It isn’t an easy task and I can totally understand when colleagues are intimidated with integrating technology into their classrooms.  For many, they’ve simply never had to do it or it hasn’t been available to them.  However, I also think that whatever the excuse, it isn’t good enough.  It’s our job to provide our students with the skills and tools to help them succeed as they move through and past their educational careers.  In our current society, that includes technology.

The SAMR Model

Image the creation of Dr. Ruben Puentedura, Ph.D. http://www.hippasus.com/rrpweblog/
Image the creation of Dr. Ruben Puentedura, Ph.D. http://www.hippasus.com/rrpweblog/

When it comes to a framework for all of this, I’m a fan of the SAMR model.  In my opinion, it gives credibility to all sorts of technology integration.  Too often I hear educators discuss this model as a ladder that we must climb and everyone should be in the Redefinition zone of  the model.  I think those people are missing the point.  Sure, I agree that we should be striving to create projects and experiences that take students into higher levels of technological use, but it is also quite important to know how to use word processing software and that’s simple redefinition.

This model creates a framework for thinking about how we are using technology.  If we are stuck in the substitution zone then we need to ask ourselves if our tech use is really beneficial and if we are challenging our students.  My one complaint about this model is that I don’t like the ladder analogy and idea of a line separating the bottom from the top.  This makes many teachers see the model as another way to evaluate their practice from the outside instead of a tool to use to reflect upon their own practice. When this concept is clearly related, it becomes a much more powerful tool.

My Practice

I like to think that my classroom practice exhibits a healthy blend of levels from the SAMR model.  Much like we were encouraged to take a little from each bit of this fancy chart growing up (ok, maybe that’s not the greatest comparison) there needs to be a some of each level in the classroom.  My class is 99% paperless.  I honestly can’t remember the last time I made copies for my class.  Students regularly work within GAFE to take notes, complete assignments, share documents and peer reviews.  In order to get to the Redefinition type tasks, we have to spend some time preparing for them in Substitution land.

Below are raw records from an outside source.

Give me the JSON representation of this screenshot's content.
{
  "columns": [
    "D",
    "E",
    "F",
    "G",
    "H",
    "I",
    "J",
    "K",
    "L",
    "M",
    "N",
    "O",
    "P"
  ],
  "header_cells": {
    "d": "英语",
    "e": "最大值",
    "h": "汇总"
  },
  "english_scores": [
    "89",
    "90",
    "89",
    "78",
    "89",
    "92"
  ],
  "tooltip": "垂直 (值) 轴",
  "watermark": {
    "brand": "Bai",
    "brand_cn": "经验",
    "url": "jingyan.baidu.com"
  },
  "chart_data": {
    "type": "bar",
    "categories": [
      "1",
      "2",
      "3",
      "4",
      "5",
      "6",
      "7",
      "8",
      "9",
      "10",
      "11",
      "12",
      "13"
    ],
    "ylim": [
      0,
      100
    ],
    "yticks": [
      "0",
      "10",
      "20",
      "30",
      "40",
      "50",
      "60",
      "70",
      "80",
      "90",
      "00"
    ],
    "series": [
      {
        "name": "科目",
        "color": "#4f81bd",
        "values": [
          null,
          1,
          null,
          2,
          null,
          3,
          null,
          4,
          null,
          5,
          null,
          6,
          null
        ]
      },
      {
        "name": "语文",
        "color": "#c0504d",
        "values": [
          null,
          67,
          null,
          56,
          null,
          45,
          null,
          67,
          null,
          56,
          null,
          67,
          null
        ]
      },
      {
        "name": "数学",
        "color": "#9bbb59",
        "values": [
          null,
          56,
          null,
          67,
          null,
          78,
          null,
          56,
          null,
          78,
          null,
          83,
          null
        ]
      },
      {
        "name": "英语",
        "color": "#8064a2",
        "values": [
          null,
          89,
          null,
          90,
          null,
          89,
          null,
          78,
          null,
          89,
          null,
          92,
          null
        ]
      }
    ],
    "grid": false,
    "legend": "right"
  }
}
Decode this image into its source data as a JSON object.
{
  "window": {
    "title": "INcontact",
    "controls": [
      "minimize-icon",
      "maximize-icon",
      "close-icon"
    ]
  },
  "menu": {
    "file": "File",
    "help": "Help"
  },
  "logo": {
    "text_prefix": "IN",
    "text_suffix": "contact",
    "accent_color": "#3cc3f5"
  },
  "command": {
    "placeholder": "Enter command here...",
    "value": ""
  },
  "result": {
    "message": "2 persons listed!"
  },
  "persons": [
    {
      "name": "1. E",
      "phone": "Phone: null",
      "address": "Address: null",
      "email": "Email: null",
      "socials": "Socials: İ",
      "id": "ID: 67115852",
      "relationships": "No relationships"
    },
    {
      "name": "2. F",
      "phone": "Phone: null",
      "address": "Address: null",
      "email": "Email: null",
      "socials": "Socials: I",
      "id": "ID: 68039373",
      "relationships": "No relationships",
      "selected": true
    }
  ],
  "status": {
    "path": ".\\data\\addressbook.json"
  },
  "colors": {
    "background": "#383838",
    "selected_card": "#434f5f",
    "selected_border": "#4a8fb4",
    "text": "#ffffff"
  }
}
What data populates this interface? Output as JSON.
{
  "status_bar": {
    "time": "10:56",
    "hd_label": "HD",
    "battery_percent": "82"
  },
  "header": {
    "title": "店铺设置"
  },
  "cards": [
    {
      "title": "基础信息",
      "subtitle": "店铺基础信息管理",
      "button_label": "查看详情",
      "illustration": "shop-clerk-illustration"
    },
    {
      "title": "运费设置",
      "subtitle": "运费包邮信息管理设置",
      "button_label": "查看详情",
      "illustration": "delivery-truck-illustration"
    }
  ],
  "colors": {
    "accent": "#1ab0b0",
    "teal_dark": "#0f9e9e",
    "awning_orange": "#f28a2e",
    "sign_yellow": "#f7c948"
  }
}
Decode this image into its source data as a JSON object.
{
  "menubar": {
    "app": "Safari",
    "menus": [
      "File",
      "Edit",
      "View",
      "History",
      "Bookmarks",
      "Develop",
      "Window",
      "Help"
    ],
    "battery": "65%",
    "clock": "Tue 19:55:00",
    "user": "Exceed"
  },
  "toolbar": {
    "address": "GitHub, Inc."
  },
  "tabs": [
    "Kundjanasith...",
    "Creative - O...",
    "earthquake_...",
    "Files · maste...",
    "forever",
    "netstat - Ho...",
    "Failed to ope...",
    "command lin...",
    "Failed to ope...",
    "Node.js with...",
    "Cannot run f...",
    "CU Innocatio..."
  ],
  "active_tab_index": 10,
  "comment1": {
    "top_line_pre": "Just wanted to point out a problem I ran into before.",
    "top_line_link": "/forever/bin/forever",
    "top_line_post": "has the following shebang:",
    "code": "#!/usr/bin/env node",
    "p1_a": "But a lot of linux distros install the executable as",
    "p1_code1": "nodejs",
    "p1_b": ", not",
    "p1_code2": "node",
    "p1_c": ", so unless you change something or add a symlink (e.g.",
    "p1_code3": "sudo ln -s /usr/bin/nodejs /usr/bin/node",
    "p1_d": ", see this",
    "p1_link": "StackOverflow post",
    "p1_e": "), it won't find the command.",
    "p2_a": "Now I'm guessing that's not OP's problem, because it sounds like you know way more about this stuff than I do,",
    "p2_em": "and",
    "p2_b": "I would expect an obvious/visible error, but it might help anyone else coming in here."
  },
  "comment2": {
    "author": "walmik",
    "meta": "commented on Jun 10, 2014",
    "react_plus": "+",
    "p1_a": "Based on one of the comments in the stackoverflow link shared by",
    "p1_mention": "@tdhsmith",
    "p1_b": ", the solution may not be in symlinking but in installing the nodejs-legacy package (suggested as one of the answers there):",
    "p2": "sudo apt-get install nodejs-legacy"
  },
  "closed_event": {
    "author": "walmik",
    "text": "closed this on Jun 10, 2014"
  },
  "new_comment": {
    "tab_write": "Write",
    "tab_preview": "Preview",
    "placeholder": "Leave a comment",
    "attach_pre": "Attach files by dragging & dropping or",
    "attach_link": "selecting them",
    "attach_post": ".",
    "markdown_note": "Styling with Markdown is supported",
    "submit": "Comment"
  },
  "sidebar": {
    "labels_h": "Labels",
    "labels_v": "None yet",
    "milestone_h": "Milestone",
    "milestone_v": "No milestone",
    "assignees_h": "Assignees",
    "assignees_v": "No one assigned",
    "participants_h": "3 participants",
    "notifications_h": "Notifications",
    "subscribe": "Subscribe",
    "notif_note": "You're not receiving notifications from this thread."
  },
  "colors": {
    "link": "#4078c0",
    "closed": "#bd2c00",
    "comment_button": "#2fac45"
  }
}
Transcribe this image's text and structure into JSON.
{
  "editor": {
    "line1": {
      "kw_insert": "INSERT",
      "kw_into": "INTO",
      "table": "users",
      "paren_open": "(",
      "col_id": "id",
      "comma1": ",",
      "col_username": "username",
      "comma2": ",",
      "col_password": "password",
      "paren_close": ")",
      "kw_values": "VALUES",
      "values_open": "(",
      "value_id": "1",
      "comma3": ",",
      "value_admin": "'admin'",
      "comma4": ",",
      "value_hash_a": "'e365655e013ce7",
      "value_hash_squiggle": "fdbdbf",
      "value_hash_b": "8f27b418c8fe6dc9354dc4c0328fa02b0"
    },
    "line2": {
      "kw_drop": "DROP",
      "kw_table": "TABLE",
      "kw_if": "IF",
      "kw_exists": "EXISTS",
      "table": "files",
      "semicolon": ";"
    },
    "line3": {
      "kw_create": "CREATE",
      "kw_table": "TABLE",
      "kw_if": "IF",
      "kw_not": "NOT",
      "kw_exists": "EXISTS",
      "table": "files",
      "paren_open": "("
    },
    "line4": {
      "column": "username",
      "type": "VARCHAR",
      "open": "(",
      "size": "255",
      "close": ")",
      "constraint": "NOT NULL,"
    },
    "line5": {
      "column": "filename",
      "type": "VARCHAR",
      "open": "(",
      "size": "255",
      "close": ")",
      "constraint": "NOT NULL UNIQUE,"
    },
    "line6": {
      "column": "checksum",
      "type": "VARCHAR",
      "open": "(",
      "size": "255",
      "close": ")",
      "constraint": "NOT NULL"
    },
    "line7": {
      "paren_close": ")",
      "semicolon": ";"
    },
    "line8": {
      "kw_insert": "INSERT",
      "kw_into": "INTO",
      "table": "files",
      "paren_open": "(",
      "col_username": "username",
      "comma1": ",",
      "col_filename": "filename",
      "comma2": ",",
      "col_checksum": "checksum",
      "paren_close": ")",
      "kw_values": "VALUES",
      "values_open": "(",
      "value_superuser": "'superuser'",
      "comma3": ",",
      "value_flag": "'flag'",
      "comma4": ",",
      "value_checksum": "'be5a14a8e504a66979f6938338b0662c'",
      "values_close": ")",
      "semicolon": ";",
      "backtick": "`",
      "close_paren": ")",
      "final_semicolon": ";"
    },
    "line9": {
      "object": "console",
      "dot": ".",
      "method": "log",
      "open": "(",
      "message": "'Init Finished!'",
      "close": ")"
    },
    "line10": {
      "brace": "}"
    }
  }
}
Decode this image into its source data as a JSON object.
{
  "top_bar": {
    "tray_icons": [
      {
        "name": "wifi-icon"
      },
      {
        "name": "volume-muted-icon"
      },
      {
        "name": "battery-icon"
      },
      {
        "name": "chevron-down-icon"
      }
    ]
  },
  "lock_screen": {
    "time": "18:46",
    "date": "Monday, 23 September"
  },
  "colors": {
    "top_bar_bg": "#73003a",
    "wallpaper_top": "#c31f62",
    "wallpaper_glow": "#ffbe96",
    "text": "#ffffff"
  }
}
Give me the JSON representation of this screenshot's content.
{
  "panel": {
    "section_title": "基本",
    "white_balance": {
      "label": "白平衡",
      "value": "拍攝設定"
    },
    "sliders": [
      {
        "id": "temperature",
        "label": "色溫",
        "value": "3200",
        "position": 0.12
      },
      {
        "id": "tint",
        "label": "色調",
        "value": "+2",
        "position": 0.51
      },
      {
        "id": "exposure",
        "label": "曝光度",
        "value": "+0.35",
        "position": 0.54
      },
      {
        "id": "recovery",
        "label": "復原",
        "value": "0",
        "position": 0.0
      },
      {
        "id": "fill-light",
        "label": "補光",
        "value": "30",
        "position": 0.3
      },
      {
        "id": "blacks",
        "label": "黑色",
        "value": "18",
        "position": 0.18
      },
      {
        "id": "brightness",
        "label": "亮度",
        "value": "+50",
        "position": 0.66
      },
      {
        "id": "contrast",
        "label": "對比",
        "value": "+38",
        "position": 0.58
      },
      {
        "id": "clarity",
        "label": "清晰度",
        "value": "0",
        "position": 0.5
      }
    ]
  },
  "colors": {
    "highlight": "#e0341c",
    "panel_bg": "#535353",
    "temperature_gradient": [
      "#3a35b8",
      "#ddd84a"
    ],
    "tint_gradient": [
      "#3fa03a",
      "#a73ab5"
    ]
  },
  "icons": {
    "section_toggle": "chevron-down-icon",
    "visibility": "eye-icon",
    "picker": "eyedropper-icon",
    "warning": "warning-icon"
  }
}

This week I spent almost thirty minutes with my class trying out  Google Hangouts on Air.  We were testing it out to see if we can use it to make newscast style videos.  We didn’t cover much in the way of curriculum, but the students learned a new tool and a new way to collaborate.  They also saw me taking a chance and being a learner along with them. The kids were buzzing as we experimented.  They asked each other questions as they tried to figure out how to use GHO and discussed the pros and cons of working within this tool.  We were not only looking for a different way to use an existing technology, but shifting and blurring the lines of teacher and student.

The Fire

 BurningFlame0

The difficult task falls on us, the COETAILers and the early adapters of technology.   We may or may not be on the absolute cutting edge or always the ones pushing the envelope, but we are the ones who understand the importance of technology in schools.  We have to make sure that those students and teachers who are intimidated by technology don’t continue to hide in the back of classrooms or just look over the shoulder of their peers.  Celebrate the fact that they have created a task using Augmentation and encourage them to continue their growth.  We have to continue to share what we learn, provide opportunities for others to learn along with us and provide a gentle push when its necessary.

It takes a spark to ignite a fire of technological curiosity, learning and success.

 

Image Sources

Dukane filmstrip MicromaticII.jpg By Mcapdevila [GFDL (http://www.gnu.org/copyleft/fdl.html) or CC BY 3.0 (http://creativecommons.org/licenses/by/3.0)], via Wikimedia Commons
“BurningFlame0” by BobHelmut – Own work. Licensed under CC BY-SA 3.0 via Wikimedia Commons – https://commons.wikimedia.org/wiki/File:BurningFlame0.gif#/media/File:BurningFlame0.gif